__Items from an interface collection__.
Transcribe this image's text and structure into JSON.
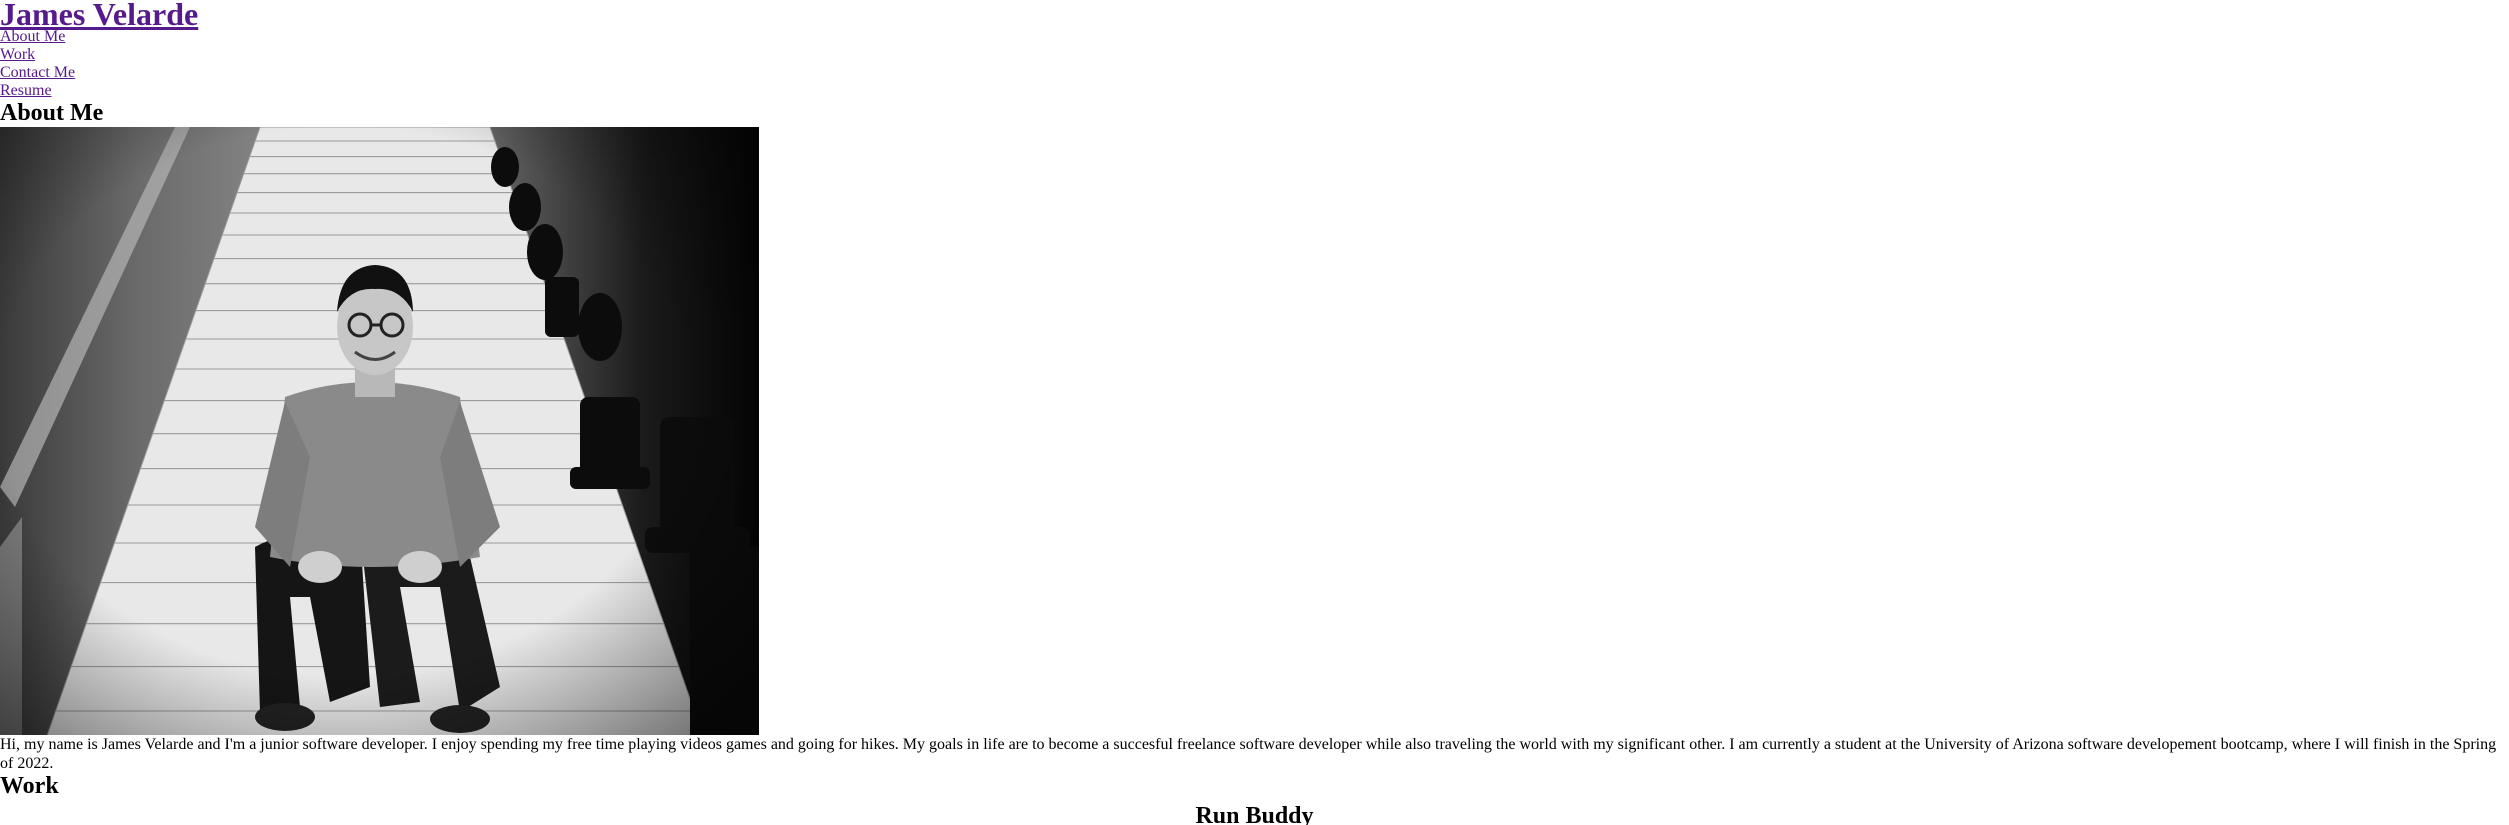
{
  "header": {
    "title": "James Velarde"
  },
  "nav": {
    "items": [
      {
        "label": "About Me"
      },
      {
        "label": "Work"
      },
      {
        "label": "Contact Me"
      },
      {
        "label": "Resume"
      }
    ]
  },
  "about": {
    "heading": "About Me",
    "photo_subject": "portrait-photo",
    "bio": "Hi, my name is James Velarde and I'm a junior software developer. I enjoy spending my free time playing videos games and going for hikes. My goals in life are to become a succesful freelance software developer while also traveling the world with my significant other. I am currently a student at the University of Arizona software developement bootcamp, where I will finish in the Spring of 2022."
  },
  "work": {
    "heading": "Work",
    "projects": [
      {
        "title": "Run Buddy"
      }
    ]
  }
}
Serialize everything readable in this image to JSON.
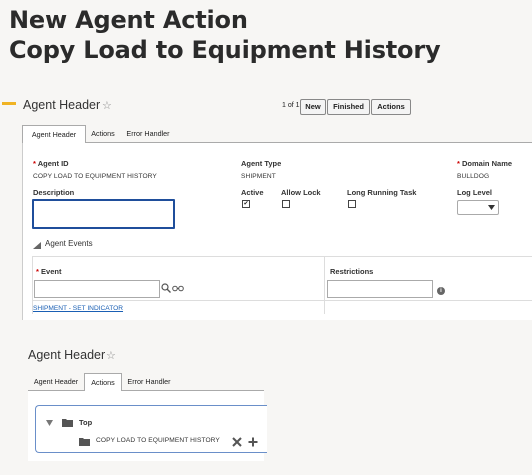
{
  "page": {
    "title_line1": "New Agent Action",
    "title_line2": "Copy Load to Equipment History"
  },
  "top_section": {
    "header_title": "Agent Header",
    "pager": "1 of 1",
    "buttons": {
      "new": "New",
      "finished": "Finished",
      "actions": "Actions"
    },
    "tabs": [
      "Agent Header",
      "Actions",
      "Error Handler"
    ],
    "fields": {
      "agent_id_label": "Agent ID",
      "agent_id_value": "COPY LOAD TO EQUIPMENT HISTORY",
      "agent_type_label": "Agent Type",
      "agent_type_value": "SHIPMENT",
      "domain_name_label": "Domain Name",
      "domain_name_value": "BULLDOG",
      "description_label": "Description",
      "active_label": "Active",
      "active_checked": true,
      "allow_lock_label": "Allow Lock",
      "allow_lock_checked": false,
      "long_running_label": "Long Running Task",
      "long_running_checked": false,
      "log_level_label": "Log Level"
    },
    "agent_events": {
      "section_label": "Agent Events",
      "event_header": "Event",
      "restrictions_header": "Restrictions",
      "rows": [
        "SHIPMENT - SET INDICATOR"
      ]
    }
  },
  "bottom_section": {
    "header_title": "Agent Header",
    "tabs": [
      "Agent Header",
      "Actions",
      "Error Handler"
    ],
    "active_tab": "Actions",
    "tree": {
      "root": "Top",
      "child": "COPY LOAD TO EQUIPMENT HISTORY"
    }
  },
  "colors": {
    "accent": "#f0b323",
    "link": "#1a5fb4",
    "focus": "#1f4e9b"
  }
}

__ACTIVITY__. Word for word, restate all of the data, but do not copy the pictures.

__COMPLETED EXERCISE__.
Transcribe this image's text and structure into JSON.
{
  "header": {
    "title": "James Velarde"
  },
  "nav": {
    "items": [
      {
        "label": "About Me"
      },
      {
        "label": "Work"
      },
      {
        "label": "Contact Me"
      },
      {
        "label": "Resume"
      }
    ]
  },
  "about": {
    "heading": "About Me",
    "photo_subject": "portrait-photo",
    "bio": "Hi, my name is James Velarde and I'm a junior software developer. I enjoy spending my free time playing videos games and going for hikes. My goals in life are to become a succesful freelance software developer while also traveling the world with my significant other. I am currently a student at the University of Arizona software developement bootcamp, where I will finish in the Spring of 2022."
  },
  "work": {
    "heading": "Work",
    "projects": [
      {
        "title": "Run Buddy"
      }
    ]
  }
}
Serialize everything readable in this image to JSON.
{
  "page": {
    "title_line1": "New Agent Action",
    "title_line2": "Copy Load to Equipment History"
  },
  "top_section": {
    "header_title": "Agent Header",
    "pager": "1 of 1",
    "buttons": {
      "new": "New",
      "finished": "Finished",
      "actions": "Actions"
    },
    "tabs": [
      "Agent Header",
      "Actions",
      "Error Handler"
    ],
    "fields": {
      "agent_id_label": "Agent ID",
      "agent_id_value": "COPY LOAD TO EQUIPMENT HISTORY",
      "agent_type_label": "Agent Type",
      "agent_type_value": "SHIPMENT",
      "domain_name_label": "Domain Name",
      "domain_name_value": "BULLDOG",
      "description_label": "Description",
      "active_label": "Active",
      "active_checked": true,
      "allow_lock_label": "Allow Lock",
      "allow_lock_checked": false,
      "long_running_label": "Long Running Task",
      "long_running_checked": false,
      "log_level_label": "Log Level"
    },
    "agent_events": {
      "section_label": "Agent Events",
      "event_header": "Event",
      "restrictions_header": "Restrictions",
      "rows": [
        "SHIPMENT - SET INDICATOR"
      ]
    }
  },
  "bottom_section": {
    "header_title": "Agent Header",
    "tabs": [
      "Agent Header",
      "Actions",
      "Error Handler"
    ],
    "active_tab": "Actions",
    "tree": {
      "root": "Top",
      "child": "COPY LOAD TO EQUIPMENT HISTORY"
    }
  },
  "colors": {
    "accent": "#f0b323",
    "link": "#1a5fb4",
    "focus": "#1f4e9b"
  }
}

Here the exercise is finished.